ShareThis Page

Kittanning faces Burrell hurdle in quest for 5-0 start

| Thursday, Sept. 26, 2013, 12:16 a.m.
East Allegheny's Praise Garner (6) attempts to cover Kittanning's Nick Bowers (83) as he completes a pass in the end zone for a Wildcats touchdown in the first half Friday, Sept. 6, 2013, at Kittanning High School.
Louis B. Ruediger | Leader Times
East Allegheny's Praise Garner (6) attempts to cover Kittanning's Nick Bowers (83) as he completes a pass in the end zone for a Wildcats touchdown in the first half Friday, Sept. 6, 2013, at Kittanning High School.

Twice this season, Kittanning has picked up a road win over a team it lost to in 2012. If it can do it a third time, the Wildcats will be in the mix for the Allegheny Conference title.

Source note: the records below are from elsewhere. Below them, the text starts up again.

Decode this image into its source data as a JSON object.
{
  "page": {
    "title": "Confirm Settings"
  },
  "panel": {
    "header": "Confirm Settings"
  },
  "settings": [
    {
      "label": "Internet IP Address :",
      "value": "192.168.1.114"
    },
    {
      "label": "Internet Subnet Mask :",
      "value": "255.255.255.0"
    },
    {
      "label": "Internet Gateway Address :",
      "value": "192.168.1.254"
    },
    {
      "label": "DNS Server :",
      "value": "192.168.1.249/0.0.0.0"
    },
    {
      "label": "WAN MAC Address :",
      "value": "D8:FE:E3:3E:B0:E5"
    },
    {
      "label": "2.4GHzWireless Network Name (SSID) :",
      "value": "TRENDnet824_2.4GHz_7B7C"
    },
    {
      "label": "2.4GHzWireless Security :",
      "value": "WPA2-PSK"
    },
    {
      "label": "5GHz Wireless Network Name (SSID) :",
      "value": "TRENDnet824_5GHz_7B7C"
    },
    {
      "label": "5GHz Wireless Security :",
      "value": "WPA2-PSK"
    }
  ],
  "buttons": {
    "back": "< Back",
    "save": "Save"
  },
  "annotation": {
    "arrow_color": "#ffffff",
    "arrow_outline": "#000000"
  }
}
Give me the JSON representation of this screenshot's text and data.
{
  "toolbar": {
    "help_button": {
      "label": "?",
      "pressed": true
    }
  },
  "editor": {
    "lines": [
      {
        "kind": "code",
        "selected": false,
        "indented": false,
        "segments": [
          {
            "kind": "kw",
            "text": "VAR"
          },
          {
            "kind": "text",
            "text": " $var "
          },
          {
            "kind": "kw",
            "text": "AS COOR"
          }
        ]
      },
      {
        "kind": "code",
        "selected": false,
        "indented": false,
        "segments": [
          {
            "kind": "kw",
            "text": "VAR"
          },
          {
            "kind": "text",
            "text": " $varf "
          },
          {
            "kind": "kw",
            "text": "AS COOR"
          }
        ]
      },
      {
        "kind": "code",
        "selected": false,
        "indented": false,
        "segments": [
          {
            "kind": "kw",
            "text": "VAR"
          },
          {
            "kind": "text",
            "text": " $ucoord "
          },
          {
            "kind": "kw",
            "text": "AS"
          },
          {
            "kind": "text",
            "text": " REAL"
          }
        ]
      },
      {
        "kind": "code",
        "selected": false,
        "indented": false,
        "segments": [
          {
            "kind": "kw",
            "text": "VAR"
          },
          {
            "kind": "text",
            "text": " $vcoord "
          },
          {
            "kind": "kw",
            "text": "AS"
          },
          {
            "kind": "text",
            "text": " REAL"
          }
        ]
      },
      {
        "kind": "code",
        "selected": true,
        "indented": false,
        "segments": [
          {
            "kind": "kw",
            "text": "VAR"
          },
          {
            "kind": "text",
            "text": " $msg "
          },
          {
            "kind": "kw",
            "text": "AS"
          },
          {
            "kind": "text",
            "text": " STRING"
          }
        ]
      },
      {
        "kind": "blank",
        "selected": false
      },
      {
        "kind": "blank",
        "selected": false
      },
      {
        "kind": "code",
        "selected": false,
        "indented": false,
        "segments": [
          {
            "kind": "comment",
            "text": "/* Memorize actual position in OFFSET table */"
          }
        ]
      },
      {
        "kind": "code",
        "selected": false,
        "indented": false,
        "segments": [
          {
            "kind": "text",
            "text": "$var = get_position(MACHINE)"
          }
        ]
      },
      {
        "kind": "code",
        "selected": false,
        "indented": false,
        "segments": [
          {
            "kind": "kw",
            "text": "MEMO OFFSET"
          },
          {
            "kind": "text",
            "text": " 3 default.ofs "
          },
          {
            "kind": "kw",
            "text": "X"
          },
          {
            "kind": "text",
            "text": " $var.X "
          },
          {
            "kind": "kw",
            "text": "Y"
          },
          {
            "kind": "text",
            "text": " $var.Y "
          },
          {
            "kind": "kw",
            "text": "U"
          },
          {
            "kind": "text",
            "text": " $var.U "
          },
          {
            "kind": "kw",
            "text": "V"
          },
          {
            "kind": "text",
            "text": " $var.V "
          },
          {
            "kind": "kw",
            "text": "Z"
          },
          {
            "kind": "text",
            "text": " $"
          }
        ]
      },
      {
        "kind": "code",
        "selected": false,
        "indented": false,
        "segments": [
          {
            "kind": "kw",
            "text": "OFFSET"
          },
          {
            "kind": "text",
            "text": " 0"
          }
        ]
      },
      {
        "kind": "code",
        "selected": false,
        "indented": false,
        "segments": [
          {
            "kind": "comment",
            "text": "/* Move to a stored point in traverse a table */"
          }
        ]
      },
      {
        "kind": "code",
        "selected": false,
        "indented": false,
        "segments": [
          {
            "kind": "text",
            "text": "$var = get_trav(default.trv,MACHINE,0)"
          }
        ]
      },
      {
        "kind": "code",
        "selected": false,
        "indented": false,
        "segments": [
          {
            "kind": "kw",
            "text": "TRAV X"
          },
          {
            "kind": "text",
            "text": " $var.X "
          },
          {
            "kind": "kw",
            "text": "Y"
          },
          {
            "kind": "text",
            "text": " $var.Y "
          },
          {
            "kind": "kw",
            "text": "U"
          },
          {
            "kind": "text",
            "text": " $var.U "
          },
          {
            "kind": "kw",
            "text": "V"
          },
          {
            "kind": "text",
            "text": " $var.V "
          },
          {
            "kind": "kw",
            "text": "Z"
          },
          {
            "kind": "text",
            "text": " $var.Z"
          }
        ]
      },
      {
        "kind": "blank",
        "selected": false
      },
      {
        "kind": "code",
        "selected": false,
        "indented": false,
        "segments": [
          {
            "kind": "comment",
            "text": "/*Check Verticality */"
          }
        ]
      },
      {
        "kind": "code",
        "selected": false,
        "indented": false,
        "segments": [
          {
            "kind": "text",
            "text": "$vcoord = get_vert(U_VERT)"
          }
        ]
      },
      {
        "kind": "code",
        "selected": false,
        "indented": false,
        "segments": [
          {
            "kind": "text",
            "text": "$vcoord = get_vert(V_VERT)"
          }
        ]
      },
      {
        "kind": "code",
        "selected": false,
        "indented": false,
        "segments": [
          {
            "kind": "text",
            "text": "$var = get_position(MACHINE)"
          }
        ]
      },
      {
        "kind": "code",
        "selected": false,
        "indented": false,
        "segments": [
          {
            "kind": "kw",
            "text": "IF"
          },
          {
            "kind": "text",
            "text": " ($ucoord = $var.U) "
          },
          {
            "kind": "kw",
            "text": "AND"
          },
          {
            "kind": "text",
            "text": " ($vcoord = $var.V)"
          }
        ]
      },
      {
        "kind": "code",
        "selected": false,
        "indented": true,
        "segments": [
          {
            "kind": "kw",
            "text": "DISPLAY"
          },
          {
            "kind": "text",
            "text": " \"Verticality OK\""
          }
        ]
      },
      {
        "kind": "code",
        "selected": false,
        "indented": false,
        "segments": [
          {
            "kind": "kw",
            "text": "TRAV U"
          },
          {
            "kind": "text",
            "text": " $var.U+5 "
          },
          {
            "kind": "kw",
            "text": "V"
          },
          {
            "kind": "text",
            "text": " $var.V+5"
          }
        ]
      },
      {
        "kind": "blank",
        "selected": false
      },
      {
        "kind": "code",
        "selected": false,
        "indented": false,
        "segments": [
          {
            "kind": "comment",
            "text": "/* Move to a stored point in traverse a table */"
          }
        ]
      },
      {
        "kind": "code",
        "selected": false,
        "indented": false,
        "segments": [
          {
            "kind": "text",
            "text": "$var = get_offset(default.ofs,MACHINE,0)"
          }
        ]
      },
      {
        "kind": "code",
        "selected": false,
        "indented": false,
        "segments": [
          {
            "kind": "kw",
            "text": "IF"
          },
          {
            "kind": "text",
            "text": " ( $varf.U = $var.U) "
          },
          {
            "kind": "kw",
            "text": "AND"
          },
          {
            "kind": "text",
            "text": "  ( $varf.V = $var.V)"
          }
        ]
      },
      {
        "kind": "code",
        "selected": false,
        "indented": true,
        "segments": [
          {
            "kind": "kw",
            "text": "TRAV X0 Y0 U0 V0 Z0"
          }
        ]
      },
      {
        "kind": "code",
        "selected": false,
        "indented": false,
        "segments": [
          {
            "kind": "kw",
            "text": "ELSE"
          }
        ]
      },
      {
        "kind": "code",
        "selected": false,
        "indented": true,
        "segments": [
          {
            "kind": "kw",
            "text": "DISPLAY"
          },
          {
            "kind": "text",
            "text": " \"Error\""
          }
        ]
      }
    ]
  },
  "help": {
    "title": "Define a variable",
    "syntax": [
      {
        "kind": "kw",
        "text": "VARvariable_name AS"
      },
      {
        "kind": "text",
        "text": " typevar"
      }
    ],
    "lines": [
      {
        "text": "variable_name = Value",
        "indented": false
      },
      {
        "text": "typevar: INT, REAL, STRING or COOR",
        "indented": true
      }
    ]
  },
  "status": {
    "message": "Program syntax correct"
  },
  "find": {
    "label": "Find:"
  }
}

The Wildcats travel to Burrell on Friday with a chance at the team's first 5-0 start in more than a decade. They and Shady Side Academy are the only unbeaten teams remaining in the conference.

Kittanning (4-0, 3-0) has won every game this season, but its opponents' combined record sits at 5-11, which leaves the Wildcats looking for a signature win. Though the Bucs (2-2, 1-2) are mired in the middle of the conference standings, their two losses are to Shady Side Academy and third-place Valley, and the matchup is likely closer than the records indicate.

“They're a well-coached football team with a tailback (Ryan Sowol) that's a downhill runner who runs hard,” Kittanning coach Frank Fabian said. “We're going to have to wrap him up, and they're very good on the offensive and defensive lines. Basically, it's your typical Burrell team.”

Last year's meeting was an atypical matchup for both teams. Now-graduated Bucs back Cole Bush ran for more than 300 yards, and Kittanning tried to keep pace before falling 56-35.

While offensive fireworks are possible again, largely because of strong quarterback play in spread offenses from Kittanning's Braydon Toy and Burrell's Cody Wolfe, both coaches hope to get better performances from their defensive units.

“It was definitely a long game last year. We hope to be able to change some things we did,” Burrell coach Kevin Horwatt said. “We have to be able to slow the run and passing that they have to be successful and then move the ball and control the clock ourselves.”

Kittanning's biggest weapons are Toy, who is 16 yards short of 1,000 in total offense, and all-purpose threat Nick Bowers, who has 552 yards and a team-high eight touchdowns.

They are the focal point of the Wildcats' spread offense, a look that the Bucs haven't seen this season.

“Valley plays a little bit open, but this will be our first game against a team that really spreads it out,” Horwatt said. “It's a little different than sitting in your base defense. We have to make sure we get the right personnel in there and line up correctly.”

Wolfe also can mix it up for the Bucs. He has 341 passing yards 133 rushing yards.

“I think any time you see a team with a quarterback who makes the kind of reads he does, the goal is to try to confuse him and give the other team some looks that they haven't seen before,” Fabian said.

Both coaches said execution will be important in the matchup, which could play a big role in playoff seeding at the end of the year.

“Our kids have kept a workmanlike attitude, and to be honest, I have not noticed a difference in this week from any of the previous four,” Fabian said. “They do a great job of pushing the reset button each week, coming in Monday and focusing on the task at hand, which this week, is Burrell.”

Matt Grubba is a staff writer for Trib Total Media. Reach him at or via Twitter @Grubba_Trib.

TribLIVE commenting policy

You are solely responsible for your comments and by using you agree to our Terms of Service.

We moderate comments. Our goal is to provide substantive commentary for a general readership. By screening submissions, we provide a space where readers can share intelligent and informed commentary that enhances the quality of our news and information.

While most comments will be posted if they are on-topic and not abusive, moderating decisions are subjective. We will make them as carefully and consistently as we can. Because of the volume of reader comments, we cannot review individual moderation decisions with readers.

We value thoughtful comments representing a range of views that make their point quickly and politely. We make an effort to protect discussions from repeated comments either by the same reader or different readers

We follow the same standards for taste as the daily newspaper. A few things we won't tolerate: personal attacks, obscenity, vulgarity, profanity (including expletives and letters followed by dashes), commercial promotion, impersonations, incoherence, proselytizing and SHOUTING. Don't include URLs to Web sites.

We do not edit comments. They are either approved or deleted. We reserve the right to edit a comment that is quoted or excerpted in an article. In this case, we may fix spelling and punctuation.

We welcome strong opinions and criticism of our work, but we don't want comments to become bogged down with discussions of our policies and we will moderate accordingly.

We appreciate it when readers and people quoted in articles or blog posts point out errors of fact or emphasis and will investigate all assertions. But these suggestions should be sent via e-mail. To avoid distracting other readers, we won't publish comments that suggest a correction. Instead, corrections will be made in a blog post or in an article.